■ **Exercise objective**:
The entries shown below should be output exactly as they appear.

■ **Dataset extract**:
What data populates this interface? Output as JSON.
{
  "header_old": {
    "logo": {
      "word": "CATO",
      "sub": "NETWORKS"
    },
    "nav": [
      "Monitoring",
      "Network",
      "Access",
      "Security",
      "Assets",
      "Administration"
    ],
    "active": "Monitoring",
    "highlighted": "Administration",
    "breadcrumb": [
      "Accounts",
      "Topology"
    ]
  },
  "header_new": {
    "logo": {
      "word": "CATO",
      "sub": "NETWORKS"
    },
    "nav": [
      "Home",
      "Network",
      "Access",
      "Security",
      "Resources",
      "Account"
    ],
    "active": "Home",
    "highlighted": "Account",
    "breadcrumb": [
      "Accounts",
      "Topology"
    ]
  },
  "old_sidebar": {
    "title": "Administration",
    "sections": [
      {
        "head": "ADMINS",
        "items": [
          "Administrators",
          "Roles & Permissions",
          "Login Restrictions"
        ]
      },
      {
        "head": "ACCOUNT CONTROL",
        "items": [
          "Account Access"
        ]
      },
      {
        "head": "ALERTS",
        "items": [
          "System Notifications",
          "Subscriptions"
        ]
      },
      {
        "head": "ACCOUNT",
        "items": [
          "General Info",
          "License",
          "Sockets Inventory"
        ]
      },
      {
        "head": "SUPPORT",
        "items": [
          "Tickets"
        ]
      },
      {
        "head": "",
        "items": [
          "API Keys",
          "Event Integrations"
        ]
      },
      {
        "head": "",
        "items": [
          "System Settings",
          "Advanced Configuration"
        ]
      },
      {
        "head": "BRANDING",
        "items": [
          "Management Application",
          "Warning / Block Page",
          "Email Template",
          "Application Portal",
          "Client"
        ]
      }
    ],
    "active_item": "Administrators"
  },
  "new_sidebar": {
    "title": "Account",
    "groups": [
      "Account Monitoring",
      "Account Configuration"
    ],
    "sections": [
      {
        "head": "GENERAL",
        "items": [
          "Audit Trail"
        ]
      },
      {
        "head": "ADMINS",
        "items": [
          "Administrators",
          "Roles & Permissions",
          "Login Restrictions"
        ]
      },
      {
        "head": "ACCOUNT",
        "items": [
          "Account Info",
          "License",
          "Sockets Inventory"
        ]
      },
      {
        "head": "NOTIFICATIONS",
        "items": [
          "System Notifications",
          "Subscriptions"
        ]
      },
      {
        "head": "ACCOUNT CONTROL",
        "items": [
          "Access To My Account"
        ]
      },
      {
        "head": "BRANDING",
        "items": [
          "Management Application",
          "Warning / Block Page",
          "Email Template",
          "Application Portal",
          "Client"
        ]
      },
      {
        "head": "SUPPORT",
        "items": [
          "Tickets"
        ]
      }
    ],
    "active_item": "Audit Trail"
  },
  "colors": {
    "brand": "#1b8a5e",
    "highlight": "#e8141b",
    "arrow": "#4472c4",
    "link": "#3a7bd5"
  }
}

■ **Response**:
What data populates this interface? Output as JSON.
{
  "header_old": {
    "logo": {
      "word": "CATO",
      "sub": "NETWORKS"
    },
    "nav": [
      "Monitoring",
      "Network",
      "Access",
      "Security",
      "Assets",
      "Administration"
    ],
    "active": "Monitoring",
    "highlighted": "Administration",
    "breadcrumb": [
      "Accounts",
      "Topology"
    ]
  },
  "header_new": {
    "logo": {
      "word": "CATO",
      "sub": "NETWORKS"
    },
    "nav": [
      "Home",
      "Network",
      "Access",
      "Security",
      "Resources",
      "Account"
    ],
    "active": "Home",
    "highlighted": "Account",
    "breadcrumb": [
      "Accounts",
      "Topology"
    ]
  },
  "old_sidebar": {
    "title": "Administration",
    "sections": [
      {
        "head": "ADMINS",
        "items": [
          "Administrators",
          "Roles & Permissions",
          "Login Restrictions"
        ]
      },
      {
        "head": "ACCOUNT CONTROL",
        "items": [
          "Account Access"
        ]
      },
      {
        "head": "ALERTS",
        "items": [
          "System Notifications",
          "Subscriptions"
        ]
      },
      {
        "head": "ACCOUNT",
        "items": [
          "General Info",
          "License",
          "Sockets Inventory"
        ]
      },
      {
        "head": "SUPPORT",
        "items": [
          "Tickets"
        ]
      },
      {
        "head": "",
        "items": [
          "API Keys",
          "Event Integrations"
        ]
      },
      {
        "head": "",
        "items": [
          "System Settings",
          "Advanced Configuration"
        ]
      },
      {
        "head": "BRANDING",
        "items": [
          "Management Application",
          "Warning / Block Page",
          "Email Template",
          "Application Portal",
          "Client"
        ]
      }
    ],
    "active_item": "Administrators"
  },
  "new_sidebar": {
    "title": "Account",
    "groups": [
      "Account Monitoring",
      "Account Configuration"
    ],
    "sections": [
      {
        "head": "GENERAL",
        "items": [
          "Audit Trail"
        ]
      },
      {
        "head": "ADMINS",
        "items": [
          "Administrators",
          "Roles & Permissions",
          "Login Restrictions"
        ]
      },
      {
        "head": "ACCOUNT",
        "items": [
          "Account Info",
          "License",
          "Sockets Inventory"
        ]
      },
      {
        "head": "NOTIFICATIONS",
        "items": [
          "System Notifications",
          "Subscriptions"
        ]
      },
      {
        "head": "ACCOUNT CONTROL",
        "items": [
          "Access To My Account"
        ]
      },
      {
        "head": "BRANDING",
        "items": [
          "Management Application",
          "Warning / Block Page",
          "Email Template",
          "Application Portal",
          "Client"
        ]
      },
      {
        "head": "SUPPORT",
        "items": [
          "Tickets"
        ]
      }
    ],
    "active_item": "Audit Trail"
  },
  "colors": {
    "brand": "#1b8a5e",
    "highlight": "#e8141b",
    "arrow": "#4472c4",
    "link": "#3a7bd5"
  }
}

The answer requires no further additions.